    I just realized how quiet it's been for the last month. Kinda sad to not have any real rumors to comment about, really.

    I wonder where the fully-functional Fermi cards (GTX 490?) will show up. Yields must be improving with time.
  • -6 Hide
    neiroatopelcc , May 10, 2010 11:30 AM
    drownedI'm planning on spending $1000-$1500 to build a gaming rig but I'm holding back right now for a lot of the reasons mentioned in the article. With my budget I can't afford top shelf 470/480/5870 gfx cards, but I want to wait for nvidia to put some price pressure on ATI in the 5850 performance segment before I pull the trigger and start purchasing. And I'd also like to see USB 3 and SATA 3 mobos become more mainstream (and lower in price), but that's a tangent.So c'mon nvidia/ati, fight each other for my dollars!


    Get a p55 with an i3, and you should be able to afford two 5850 in cf (serveral p55 boards have cf options) I think - depending on country and local taxes etc ofc.
  • -9 Hide
    Anonymous , May 10, 2010 11:48 AM
    I was going to go with an ATI card, but according to the hierarchy, a $20 9500 GT (on Tigerdirect) is way too good of a deal to pass on.
  • 0 Hide
    matt314 , May 10, 2010 12:23 PM
    neiroatopelccGet a p55 with an i3, and you should be able to afford two 5850 in cf (serveral p55 boards have cf options) I think - depending on country and local taxes etc ofc.

    For that price range get a AMD 955, GA-770TA-UD3and 2x 5850 or a 5970. I just built that for
  • 1 Hide
    saint19 , May 10, 2010 1:13 PM
    Very nice article, I'm waiting to upgrade my GPU but I don't know yet if go with two 5770 in Crossfire, one 5850 or one GTX470 (I always prefer nVidia but ATI seems deliver a better performance for the price)
  • -1 Hide
    Onus , May 10, 2010 1:55 PM
    If a 9800GT "will outperform the Radeon HD 5670 by a notable margin in most games," why are they on the same tier?
  • 0 Hide
    ksampanna , May 10, 2010 2:24 PM
    Quote:
    there is also talk of an overclocked Radeon HD 5870 called the 5890, designed to challenge the GeForce GTX 470

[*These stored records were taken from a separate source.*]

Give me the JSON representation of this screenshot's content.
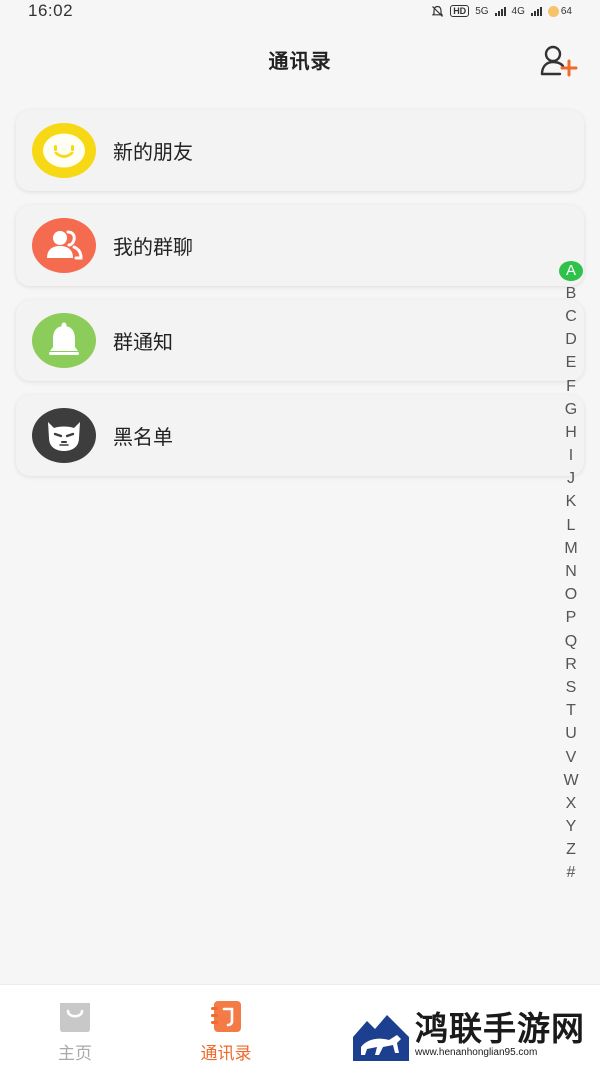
{
  "status_bar": {
    "time": "16:02",
    "hd_label": "HD",
    "net1": "5G",
    "net2": "4G",
    "battery": "64"
  },
  "header": {
    "title": "通讯录",
    "add_icon": "add-contact-icon"
  },
  "menu": [
    {
      "label": "新的朋友",
      "icon": "smile-face-icon",
      "color": "#f7d814"
    },
    {
      "label": "我的群聊",
      "icon": "group-users-icon",
      "color": "#f56b4f"
    },
    {
      "label": "群通知",
      "icon": "bell-icon",
      "color": "#8ccc5a"
    },
    {
      "label": "黑名单",
      "icon": "cat-face-icon",
      "color": "#3d3d3d"
    }
  ],
  "index_letters": [
    "A",
    "B",
    "C",
    "D",
    "E",
    "F",
    "G",
    "H",
    "I",
    "J",
    "K",
    "L",
    "M",
    "N",
    "O",
    "P",
    "Q",
    "R",
    "S",
    "T",
    "U",
    "V",
    "W",
    "X",
    "Y",
    "Z",
    "#"
  ],
  "index_active": "A",
  "tabs": [
    {
      "label": "主页",
      "icon": "shopping-bag-icon"
    },
    {
      "label": "通讯录",
      "icon": "contacts-book-icon"
    }
  ],
  "watermark": {
    "title": "鸿联手游网",
    "url": "www.henanhonglian95.com"
  },
  "colors": {
    "accent": "#f06a2c",
    "active_index": "#2fc24a"
  }
}
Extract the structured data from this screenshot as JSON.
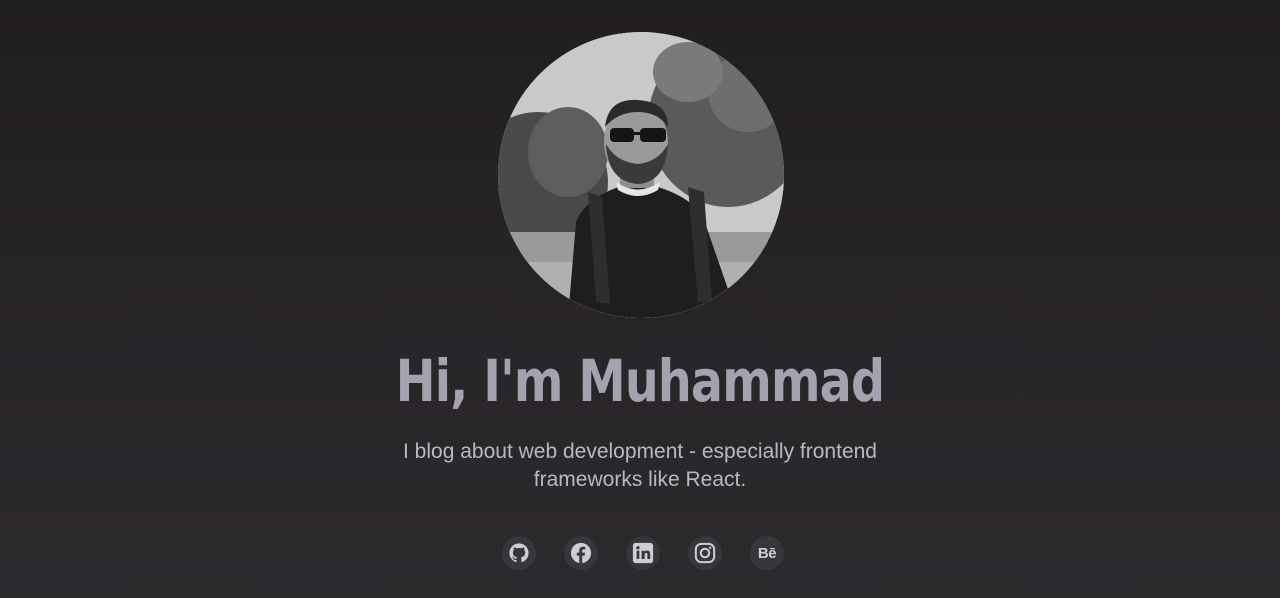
{
  "hero": {
    "title": "Hi, I'm Muhammad",
    "tagline": "I blog about web development - especially frontend frameworks like React."
  },
  "avatar": {
    "icon": "profile-photo",
    "style": "greyscale"
  },
  "socials": [
    {
      "icon": "github-icon",
      "label": ""
    },
    {
      "icon": "facebook-icon",
      "label": ""
    },
    {
      "icon": "linkedin-icon",
      "label": ""
    },
    {
      "icon": "instagram-icon",
      "label": ""
    },
    {
      "icon": "behance-icon",
      "label": "Bē"
    }
  ],
  "colors": {
    "background": "#262327",
    "title": "#a6a1ae",
    "tagline": "#bcb7c2",
    "icon_bg": "#39363b",
    "icon_fg": "#d0ccd4"
  }
}
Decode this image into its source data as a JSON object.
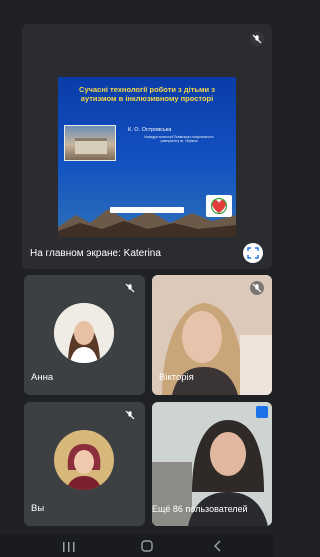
{
  "presentation": {
    "slide_title": "Сучасні технології роботи з дітьми з аутизмом в інклюзивному просторі",
    "slide_author": "К. О. Островська",
    "slide_affiliation": "Кафедра психології Львівського національного університету ім. І.Франка",
    "label": "На главном экране: Katerina"
  },
  "participants": [
    {
      "name": "Анна"
    },
    {
      "name": "Вікторія"
    },
    {
      "name": "Вы"
    },
    {
      "name": "Ещё 86 пользователей"
    }
  ],
  "icons": {
    "mic_off": "mic-off-icon",
    "expand": "expand-icon",
    "nav_recents": "recents-icon",
    "nav_home": "home-icon",
    "nav_back": "back-icon"
  },
  "colors": {
    "background": "#202124",
    "tile": "#3c4043",
    "slide_blue": "#1353c2",
    "slide_title": "#f6d84a"
  }
}
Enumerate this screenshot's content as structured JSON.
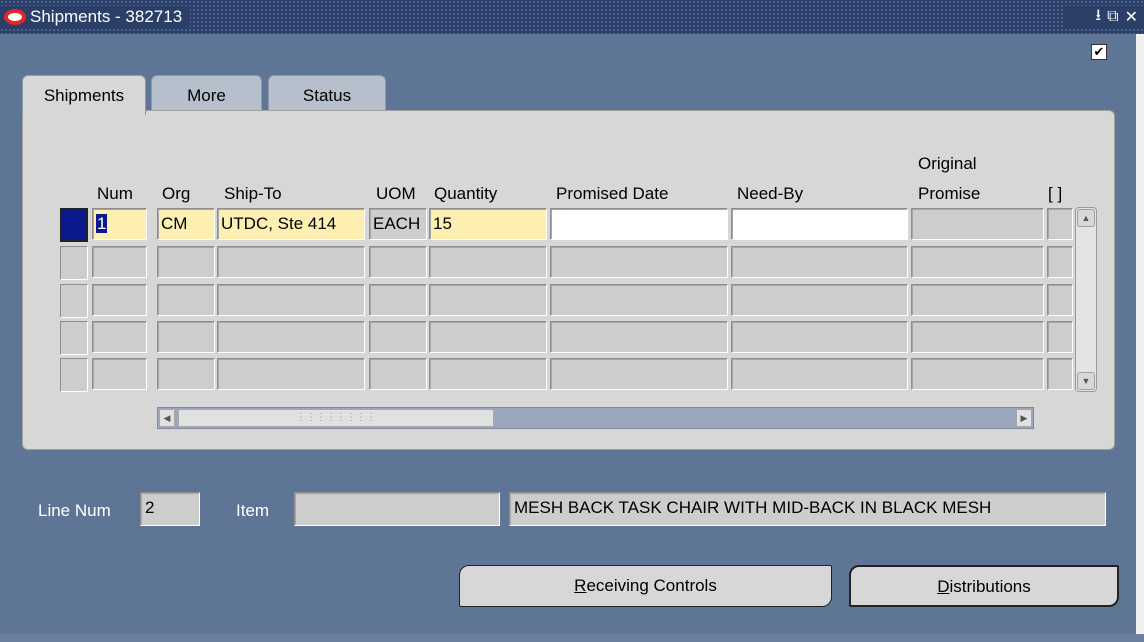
{
  "window": {
    "title": "Shipments - 382713",
    "controls": [
      "⭳",
      "⧉",
      "✕"
    ],
    "checkbox_checked": "✔"
  },
  "tabs": [
    {
      "label": "Shipments",
      "active": true
    },
    {
      "label": "More",
      "active": false
    },
    {
      "label": "Status",
      "active": false
    }
  ],
  "table": {
    "headers": {
      "num": "Num",
      "org": "Org",
      "ship_to": "Ship-To",
      "uom": "UOM",
      "quantity": "Quantity",
      "promised_date": "Promised Date",
      "need_by": "Need-By",
      "original_promise_1": "Original",
      "original_promise_2": "Promise",
      "brackets": "[ ]"
    },
    "rows": [
      {
        "num": "1",
        "org": "CM",
        "ship_to": "UTDC, Ste 414",
        "uom": "EACH",
        "quantity": "15",
        "promised_date": "",
        "need_by": "",
        "original_promise": ""
      },
      {
        "num": "",
        "org": "",
        "ship_to": "",
        "uom": "",
        "quantity": "",
        "promised_date": "",
        "need_by": "",
        "original_promise": ""
      },
      {
        "num": "",
        "org": "",
        "ship_to": "",
        "uom": "",
        "quantity": "",
        "promised_date": "",
        "need_by": "",
        "original_promise": ""
      },
      {
        "num": "",
        "org": "",
        "ship_to": "",
        "uom": "",
        "quantity": "",
        "promised_date": "",
        "need_by": "",
        "original_promise": ""
      },
      {
        "num": "",
        "org": "",
        "ship_to": "",
        "uom": "",
        "quantity": "",
        "promised_date": "",
        "need_by": "",
        "original_promise": ""
      }
    ]
  },
  "lower": {
    "line_num_label": "Line Num",
    "line_num_value": "2",
    "item_label": "Item",
    "item_value": "",
    "description": "MESH BACK TASK CHAIR WITH MID-BACK IN BLACK MESH"
  },
  "buttons": {
    "receiving_controls_first": "R",
    "receiving_controls_rest": "eceiving Controls",
    "distributions_first": "D",
    "distributions_rest": "istributions"
  },
  "colors": {
    "background": "#5f7596",
    "titlebar": "#2b3f68",
    "panel": "#d7d7d6",
    "required_field": "#fdeeb1",
    "current_record": "#0a1a8c"
  }
}
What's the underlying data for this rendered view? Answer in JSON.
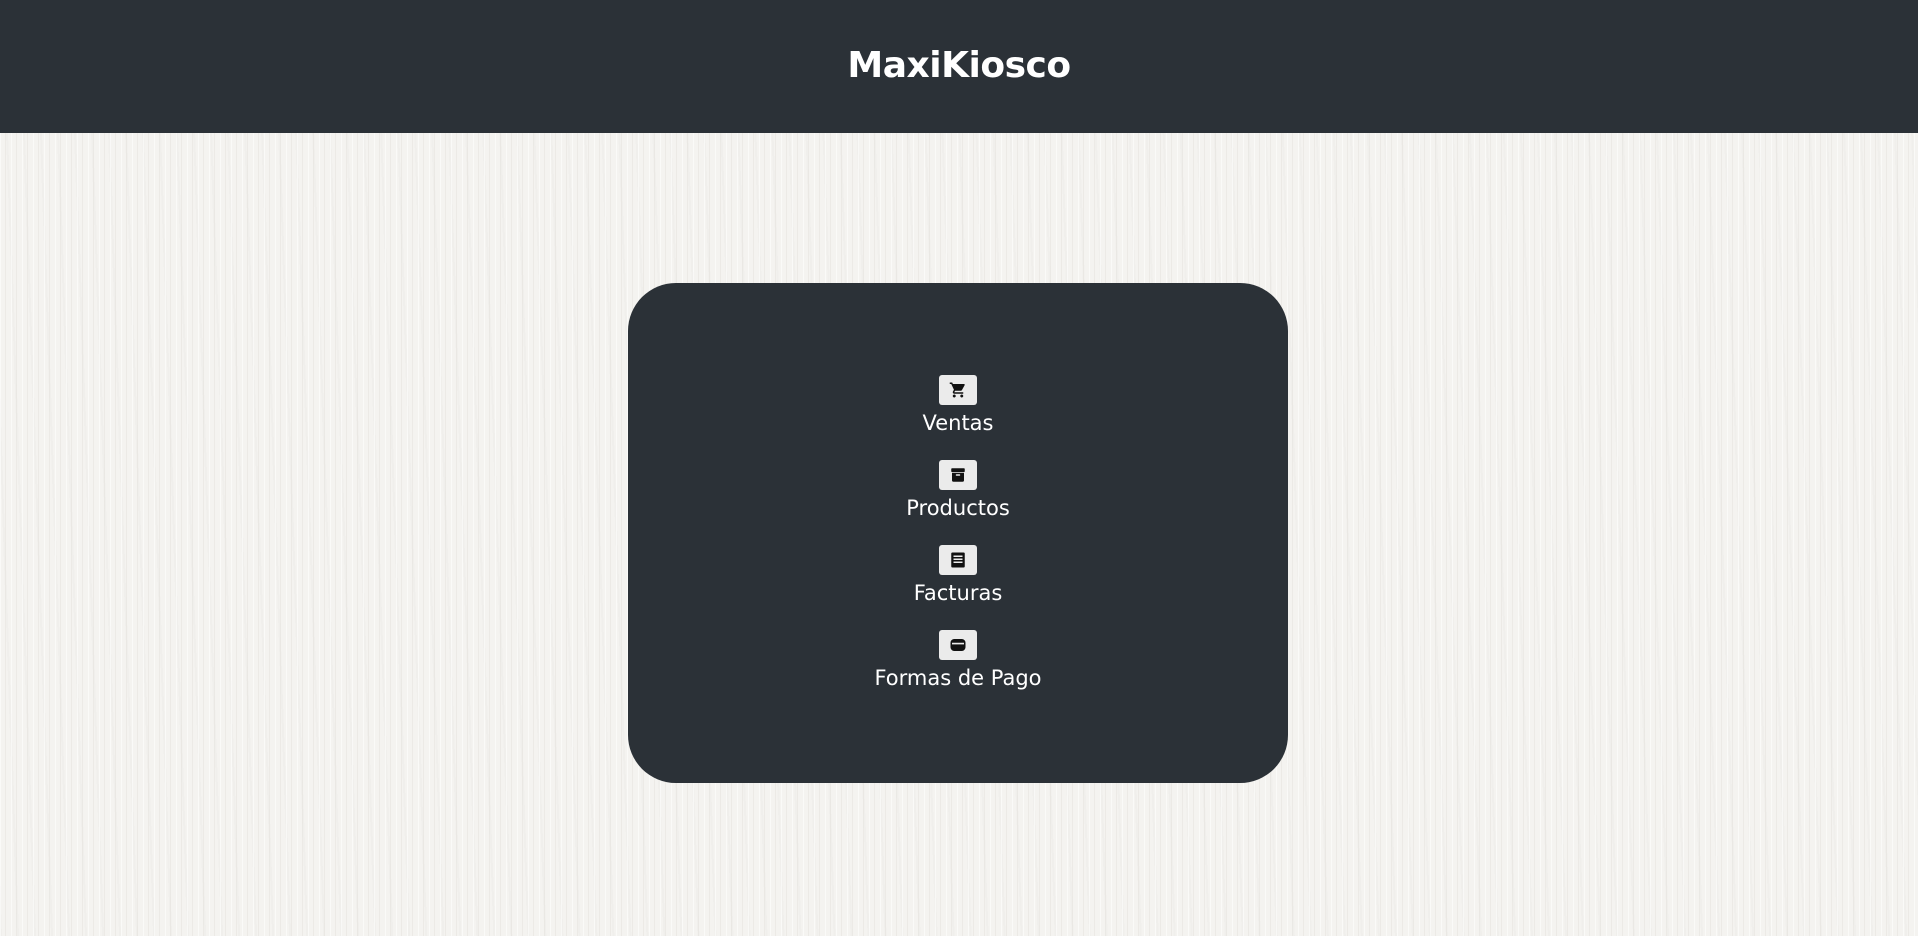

    typo
  • 0 Hide
    neiroatopelcc , May 10, 2010 2:33 PM
    matt314For that price range get a AMD 955, GA-770TA-UD3and 2x 5850 or a 5970. I just built that for


    That'd do too.
  • 0 Hide
    samssf , May 10, 2010 3:07 PM
    I clicked the "check prices" link for the 4650 and didn't see any for $50 or less. You need to be more realistic with the listed prices. $60 for the 4650 is a 20% error.
  • 0 Hide
    triculious , May 10, 2010 4:18 PM
    once again, I like this... I'm still waiting for 5850s to go for their intended MSRP of 250... I was counting on nvidia to get enough pressure over ATI in order to start a price war, alas, doesn't seem any of them are interested on it

    on other topic: can the hierarchy chart include the standings of dual card configurations?
Display more comments